* _PROBLEM TO SOLVE_
Scan the data below and pick out the lines containing the word "interval".

* _DATASET RECORDS_
-- Opening Marker --

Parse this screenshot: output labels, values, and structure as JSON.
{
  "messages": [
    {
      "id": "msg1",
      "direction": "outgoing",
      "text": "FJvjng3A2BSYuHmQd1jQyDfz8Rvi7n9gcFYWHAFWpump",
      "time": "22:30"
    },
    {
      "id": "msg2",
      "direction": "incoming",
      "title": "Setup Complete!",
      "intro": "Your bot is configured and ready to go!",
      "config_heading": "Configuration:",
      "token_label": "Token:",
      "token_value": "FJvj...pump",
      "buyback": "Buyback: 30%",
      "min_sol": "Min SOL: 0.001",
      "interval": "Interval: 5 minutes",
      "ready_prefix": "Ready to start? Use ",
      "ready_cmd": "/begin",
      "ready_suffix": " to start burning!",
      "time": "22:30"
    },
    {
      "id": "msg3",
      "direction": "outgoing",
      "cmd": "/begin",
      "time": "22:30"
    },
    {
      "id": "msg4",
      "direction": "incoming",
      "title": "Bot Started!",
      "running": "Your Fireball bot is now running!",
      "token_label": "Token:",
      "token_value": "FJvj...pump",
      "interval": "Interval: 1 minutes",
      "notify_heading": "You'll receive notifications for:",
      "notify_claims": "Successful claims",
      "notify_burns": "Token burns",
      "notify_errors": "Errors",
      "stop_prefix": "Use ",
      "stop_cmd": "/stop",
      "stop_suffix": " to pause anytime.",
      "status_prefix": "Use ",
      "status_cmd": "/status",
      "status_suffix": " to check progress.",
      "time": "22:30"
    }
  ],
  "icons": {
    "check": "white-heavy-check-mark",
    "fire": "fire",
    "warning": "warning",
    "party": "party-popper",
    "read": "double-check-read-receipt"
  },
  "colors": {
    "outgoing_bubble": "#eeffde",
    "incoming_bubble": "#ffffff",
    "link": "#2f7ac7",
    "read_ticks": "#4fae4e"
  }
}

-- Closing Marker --

* _ANSWER_
      "interval": "Interval: 5 minutes",
      "interval": "Interval: 1 minutes",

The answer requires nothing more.